It’s been a decade since Philly Startup Leaders started providing an informal venue to encourage startups, allowing would-be entrepreneurs to seek guidance from colleagues and share war stories about building their businesses.
Since that time, the group has grown from an informal network to a professional organization with a full-time staff that provides introductions to service providers, peers, customers, investors and other contacts. Philly Startup Leaders also runs an accelerator and bootcamp, and hosts three major annual events that attract as many as 2,000 participants.
While the city may not be seen as startup central the same way Silicon Valley, New York, or Austin, Texas, are, Philadelphia is still a major national player on the startup scene. A report published by TechNet this March ranked Philadelphia among the top 10 emerging startup hubs nationwide, based on the number of job postings containing the word “startup.”
Today, AngelList estimates that Philadelphia is home to more than 1,400 startups, running the gamut of possible business ventures. That compares to about 30,000 in Silicon Valley; 17,000 in New York City and 3,300 in Austin.
Yuval Yarden, PSL’s executive director, says Philadelphia has an advantage over other locations.

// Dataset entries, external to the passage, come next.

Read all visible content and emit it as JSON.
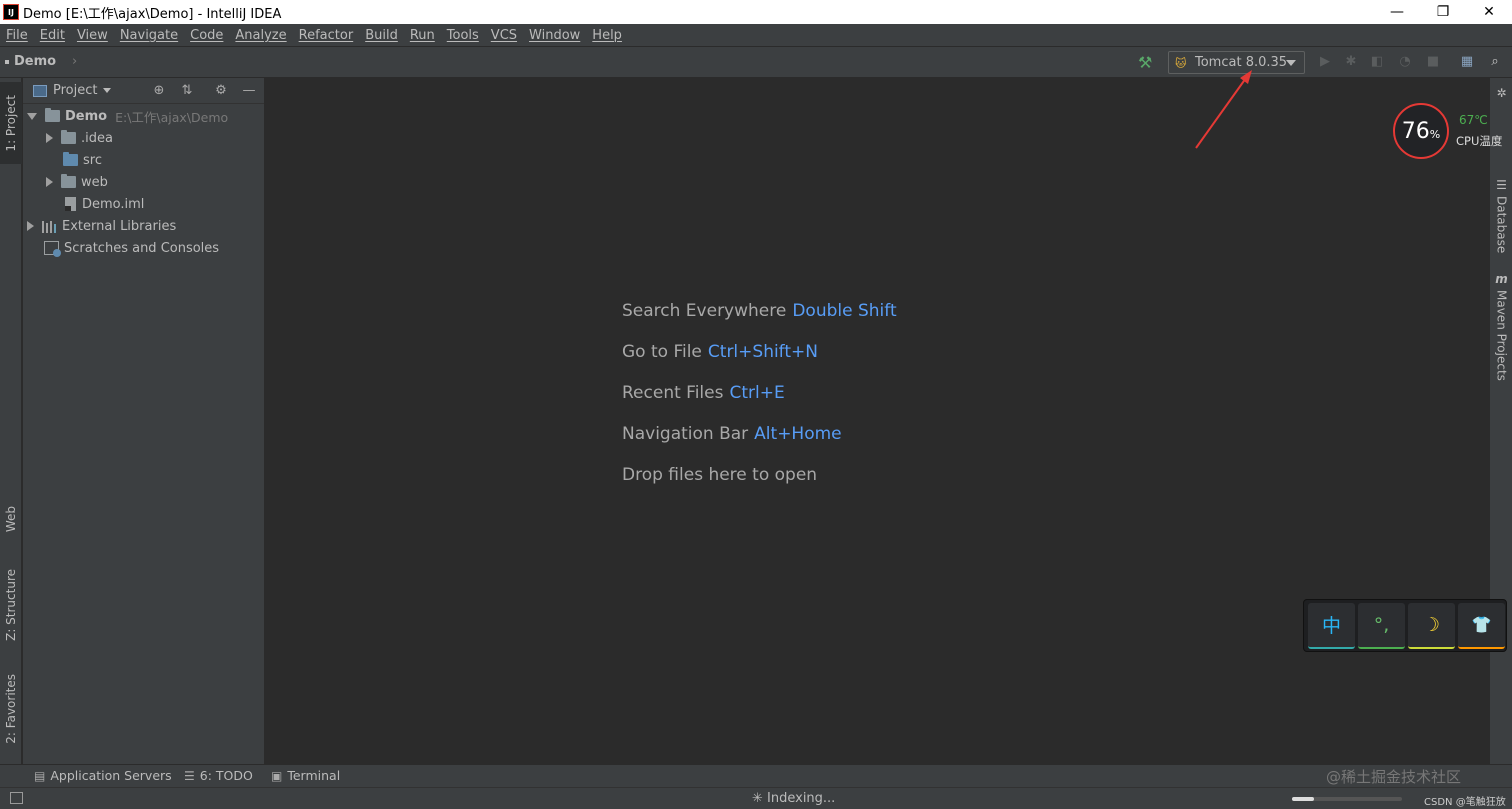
{
  "window": {
    "title": "Demo [E:\\工作\\ajax\\Demo] - IntelliJ IDEA",
    "logo_text": "IJ",
    "controls": [
      "—",
      "❐",
      "✕"
    ]
  },
  "menu": [
    "File",
    "Edit",
    "View",
    "Navigate",
    "Code",
    "Analyze",
    "Refactor",
    "Build",
    "Run",
    "Tools",
    "VCS",
    "Window",
    "Help"
  ],
  "navbar": {
    "breadcrumb": "Demo",
    "run_config": "Tomcat 8.0.35"
  },
  "left_tabs": {
    "project": "1: Project",
    "web": "Web",
    "structure": "Z: Structure",
    "favorites": "2: Favorites"
  },
  "right_tabs": {
    "database": "Database",
    "maven": "Maven Projects",
    "maven_icon": "m"
  },
  "project_panel": {
    "title": "Project",
    "tree": {
      "root_name": "Demo",
      "root_path": "E:\\工作\\ajax\\Demo",
      "idea": ".idea",
      "src": "src",
      "web": "web",
      "iml": "Demo.iml",
      "ext_libs": "External Libraries",
      "scratches": "Scratches and Consoles"
    }
  },
  "editor": {
    "hints": [
      {
        "text": "Search Everywhere",
        "key": "Double Shift"
      },
      {
        "text": "Go to File",
        "key": "Ctrl+Shift+N"
      },
      {
        "text": "Recent Files",
        "key": "Ctrl+E"
      },
      {
        "text": "Navigation Bar",
        "key": "Alt+Home"
      },
      {
        "text": "Drop files here to open",
        "key": ""
      }
    ]
  },
  "cpu_widget": {
    "usage": "76",
    "unit": "%",
    "temp": "67℃",
    "label": "CPU温度"
  },
  "ime_bar": {
    "keys": [
      "中",
      "°,",
      "☽",
      "👕"
    ]
  },
  "bottom_tabs": {
    "app_servers": "Application Servers",
    "todo": "6: TODO",
    "terminal": "Terminal",
    "watermark": "@稀土掘金技术社区"
  },
  "status": {
    "indexing": "Indexing...",
    "progress": 0.2,
    "credit": "CSDN @笔触狂放"
  },
  "colors": {
    "editor_bg": "#2b2b2b",
    "panel_bg": "#3c3f41",
    "shortcut_blue": "#589df6",
    "annotation_red": "#e53935"
  }
}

“We often call Philadelphia a big city, small town,” Yarden said. “We've got great big city resources but our community is very close knit, and each community member matters. We've also got a very diverse city, and therefore a diverse startup community”—a community that PSL is devoted to supporting.
With 15 Fortune 500 companies in the region, big customers are never far away, he adds. Furthermore, the city is centrally located between New York and Washington, D.C., while maintaining a “small town feel.”

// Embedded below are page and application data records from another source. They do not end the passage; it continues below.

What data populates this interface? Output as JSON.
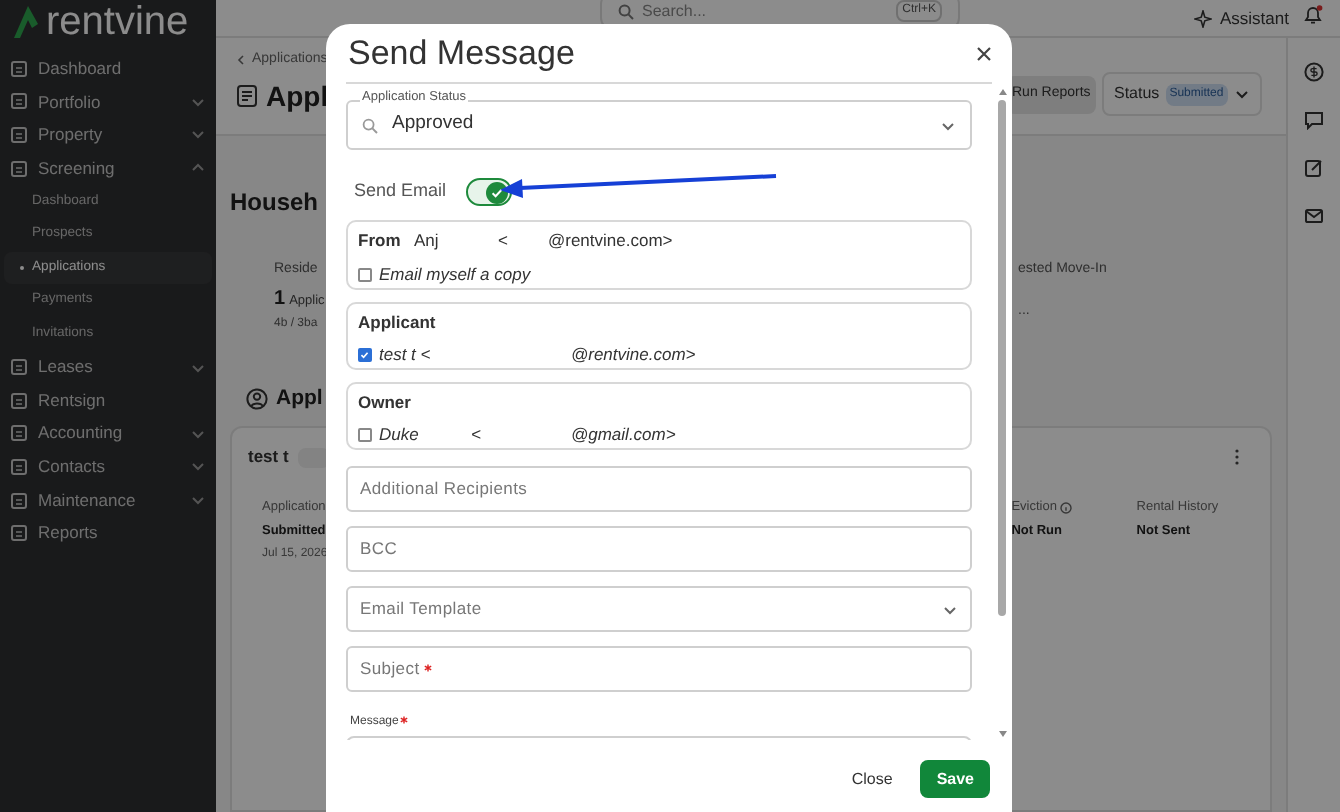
{
  "sidebar": {
    "logo": "rentvine",
    "items": [
      {
        "label": "Dashboard",
        "selected": false
      },
      {
        "label": "Portfolio",
        "selected": false,
        "expanded": false
      },
      {
        "label": "Property",
        "selected": false,
        "expanded": false
      },
      {
        "label": "Screening",
        "selected": false,
        "expanded": true,
        "children": [
          {
            "label": "Dashboard",
            "selected": false
          },
          {
            "label": "Prospects",
            "selected": false
          },
          {
            "label": "Applications",
            "selected": true
          },
          {
            "label": "Payments",
            "selected": false
          },
          {
            "label": "Invitations",
            "selected": false
          }
        ]
      },
      {
        "label": "Leases",
        "selected": false,
        "expanded": false
      },
      {
        "label": "Rentsign",
        "selected": false
      },
      {
        "label": "Accounting",
        "selected": false,
        "expanded": false
      },
      {
        "label": "Contacts",
        "selected": false,
        "expanded": false
      },
      {
        "label": "Maintenance",
        "selected": false,
        "expanded": false
      },
      {
        "label": "Reports",
        "selected": false
      }
    ]
  },
  "top_bar": {
    "search": {
      "placeholder": "Search...",
      "shortcut": "Ctrl+K"
    },
    "assistant": "Assistant",
    "notification_dot": true
  },
  "page": {
    "breadcrumb": "Applications",
    "title": "Appl",
    "run_reports": "Run Reports",
    "status_label": "Status",
    "status_badge": "Submitted",
    "household": {
      "heading": "Househ",
      "residence_label": "Reside",
      "applicants_count": "1",
      "applicants_text": "Applic",
      "unit": "4b / 3ba",
      "move_in_label": "ested Move-In",
      "move_in_value": "..."
    },
    "applicants": {
      "heading": "Appl",
      "card": {
        "name": "test t",
        "fields": [
          {
            "label": "Application",
            "value": "Submitted",
            "sub": "Jul 15, 2026",
            "info": false
          },
          {
            "label": "Eviction",
            "value": "Not Run",
            "info": true
          },
          {
            "label": "Rental History",
            "value": "Not Sent",
            "info": false
          }
        ]
      }
    }
  },
  "dialog": {
    "title": "Send Message",
    "status_field": {
      "label": "Application Status",
      "value": "Approved"
    },
    "send_email": {
      "label": "Send Email",
      "on": true
    },
    "from": {
      "label": "From",
      "name": "Anj",
      "bracket": "<",
      "address": "@rentvine.com>",
      "copy_label": "Email myself a copy",
      "copy_checked": false
    },
    "recipient_groups": [
      {
        "title": "Applicant",
        "recipients": [
          {
            "name": "test t <",
            "address": "@rentvine.com>",
            "checked": true
          }
        ]
      },
      {
        "title": "Owner",
        "recipients": [
          {
            "name": "Duke",
            "bracket": "<",
            "address": "@gmail.com>",
            "checked": false
          }
        ]
      }
    ],
    "fields": [
      {
        "kind": "text",
        "placeholder": "Additional Recipients",
        "required": false
      },
      {
        "kind": "text",
        "placeholder": "BCC",
        "required": false
      },
      {
        "kind": "select",
        "placeholder": "Email Template",
        "required": false
      },
      {
        "kind": "text",
        "placeholder": "Subject",
        "required": true
      }
    ],
    "message": {
      "label": "Message",
      "required": true
    },
    "buttons": [
      {
        "label": "Close",
        "kind": "secondary"
      },
      {
        "label": "Save",
        "kind": "primary"
      }
    ]
  }
}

“People are friendly and personable. Networking and finding your way is manageable although there are always more people to meet especially since so many people are moving to town,” he said. “There is necessary competition, but getting into the local tech blog or winning a local pitch competition isn't completely unattainable. Most of the community events are free or very low cost, so it’s easy to explore without making a large investment.”
Three types of companies have done particularly well in the Philadelphia area: digital marketing and data, healthcare and pharmaceuticals, and education, Yarden said. Some robotics startups also have gotten a boost under the auspices of Drexel University and the University of Pennsylvania.

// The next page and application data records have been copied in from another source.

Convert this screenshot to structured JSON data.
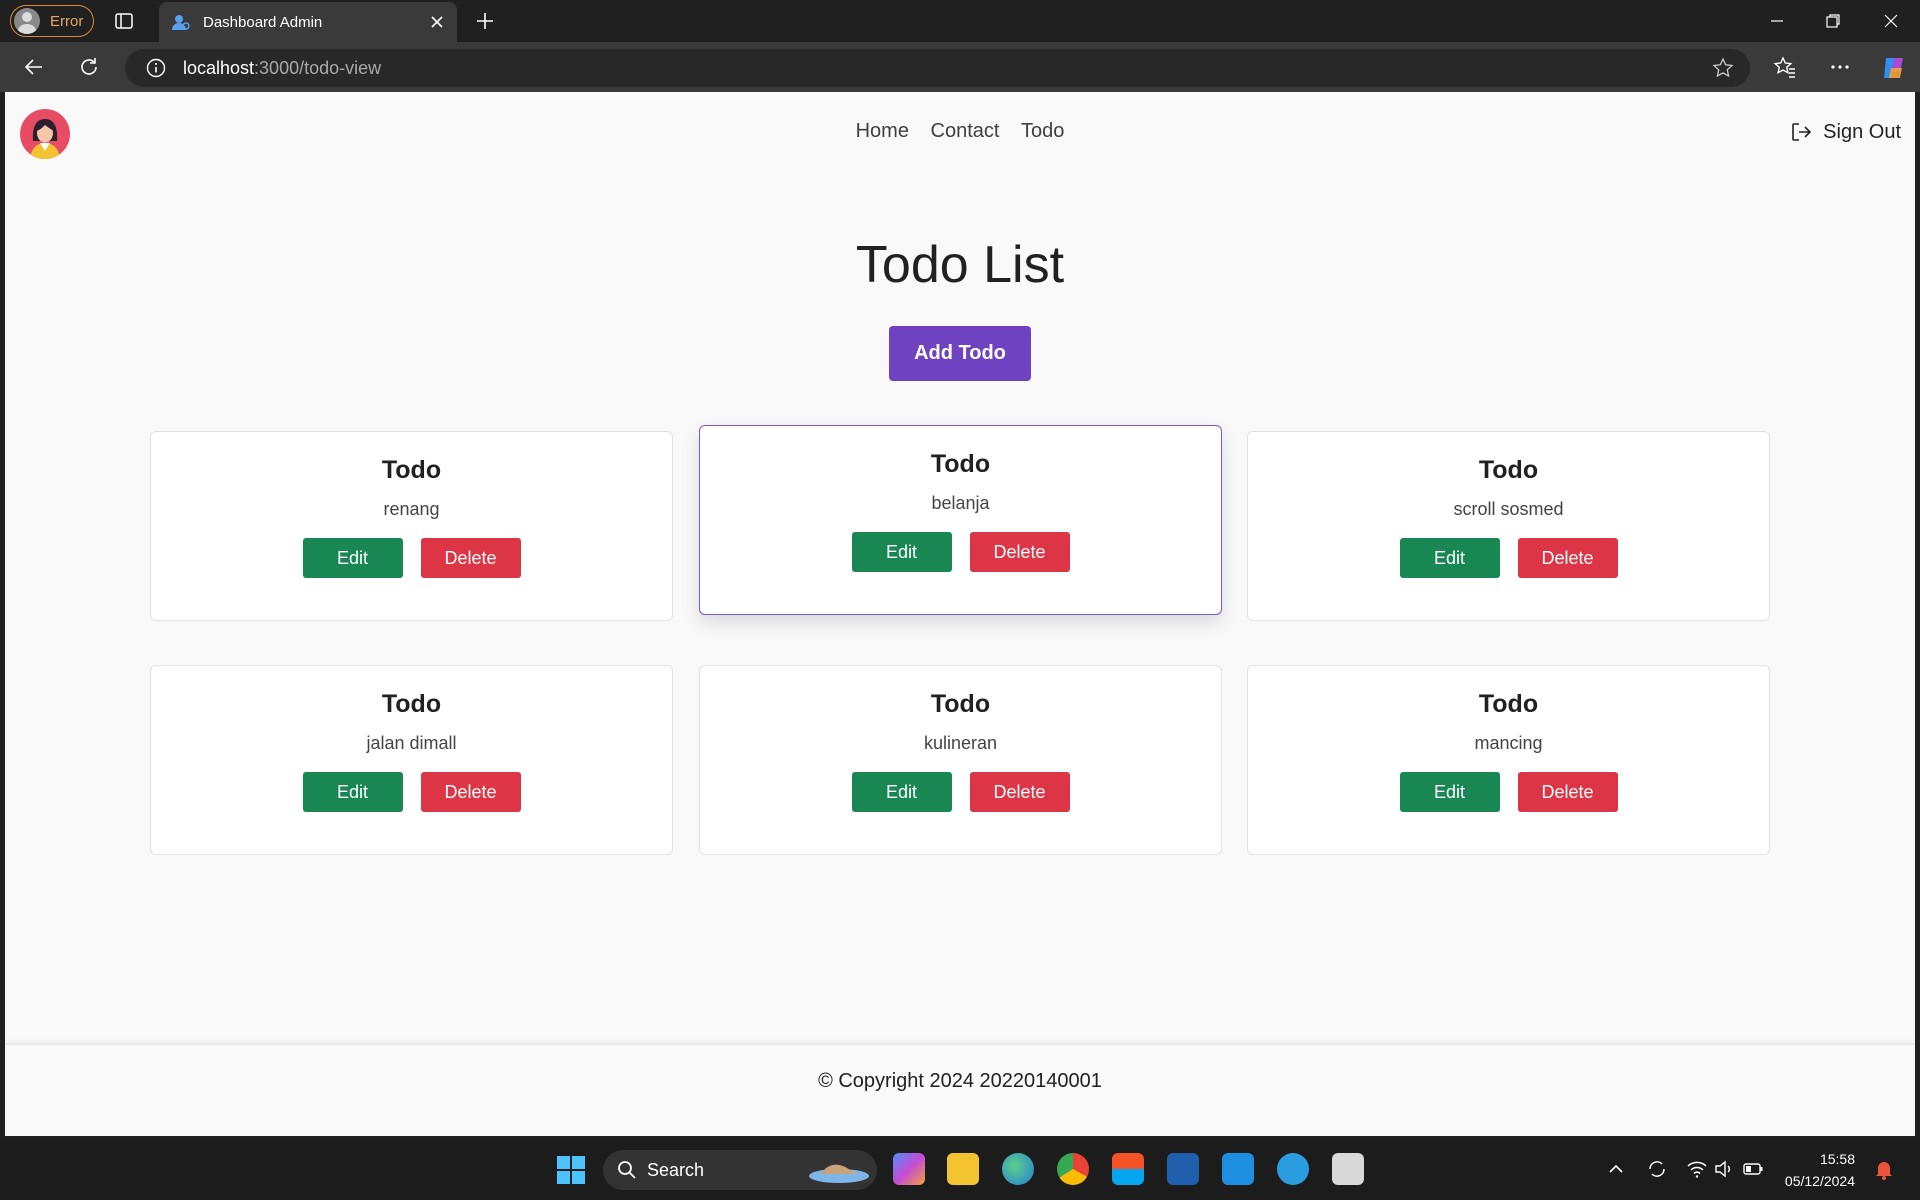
{
  "browser": {
    "profile_label": "Error",
    "tab_title": "Dashboard Admin",
    "url_host": "localhost",
    "url_path": ":3000/todo-view"
  },
  "nav": {
    "links": [
      "Home",
      "Contact",
      "Todo"
    ],
    "signout_label": "Sign Out"
  },
  "main": {
    "title": "Todo List",
    "add_button": "Add Todo",
    "todos": [
      {
        "heading": "Todo",
        "text": "renang",
        "edit": "Edit",
        "delete": "Delete"
      },
      {
        "heading": "Todo",
        "text": "belanja",
        "edit": "Edit",
        "delete": "Delete"
      },
      {
        "heading": "Todo",
        "text": "scroll sosmed",
        "edit": "Edit",
        "delete": "Delete"
      },
      {
        "heading": "Todo",
        "text": "jalan dimall",
        "edit": "Edit",
        "delete": "Delete"
      },
      {
        "heading": "Todo",
        "text": "kulineran",
        "edit": "Edit",
        "delete": "Delete"
      },
      {
        "heading": "Todo",
        "text": "mancing",
        "edit": "Edit",
        "delete": "Delete"
      }
    ]
  },
  "footer": {
    "copyright": "© Copyright 2024 20220140001"
  },
  "taskbar": {
    "search_label": "Search",
    "time": "15:58",
    "date": "05/12/2024"
  },
  "colors": {
    "accent": "#6f42c1",
    "edit": "#198754",
    "delete": "#dc3545"
  }
}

These startups aren’t clustered in any one area, Yarden said. Unlike other cities that seem to pack startups into hubs, Philadelphia’s are scattered all around town, in nearly every neighborhood, although there is a Science Center, which focuses on digital health solutions that improve patient care and safety; the Gayborhood area, which hosts an eclectic variety of startup businesses from fashion houses to microbreweries; and Old City, where North Third Street (N3rd Street) has become a tech corridor.
City Councilman Allan Domb said PSL has allowed startups to augment their capabilities by networking together.
“One plus one equals three. They share issues and problems and there’s a camaraderie they don’t get anywhere else,” Domb said, lauding the “energy and enthusiasm” of both PSL and the companies it helps, and noting the tech startups have been particularly successful.
The city launched its own startup program, called Startup Philadelphia, in 2012. Lauren Cox of the Philadelphia Department of Commerce said the program provides grants to organizations like PSL, with $200,000 budgeted for the current fiscal year. The money will go to such programs as Coded By Kids and Tech Girls, which seek to promote technical skills to students, as well as Call For Ideas, which helps boost entrepreneurship, especially technical entrepreneurship.
PSL, partnering with Technical.ly Philly, won a $25,000 grant in 2014 from a program called Call For Ideas, which encouraged college students and young entrepreneurs to stay in Philadelphia to start and grow their businesses, Cox said.
“Right now in the overall in the business community, we are seeing rapid changes,” which makes this kind of support necessary, Cox said. “People used to be able to open brick-and-mortar stores with minimal resources, but things are moving to e-commerce and robotics, impacting businesses on a large scale, and it’s moving at a very rapid pace.
“We need organizations able to help these folks.”
PSL annually hosts three large events that bring 500 to 2,000 entrepreneurs together. Most recent was the June 29 picnic, which attracted 850 participants. Some 2,000 people attended the Entrepreneur Expo trade show during Philadelphia Tech Week in May, showcasing more than 75 startups.
Day-to-day, PSL’s 3,500 members use a Slack channel and listserv to share upcoming events, ask questions and introduce themselves to the community.
“While entrepreneurs need capital, customers and many other resources, at PSL we believe they need each other most,” Yarden said. “Starting a company is challenging, and can get pretty lonely. Connecting entrepreneurs to each other helps foster a supportive community.”
Editor's note: An earlier version of this article misstated the name of Philly Startup Leaders.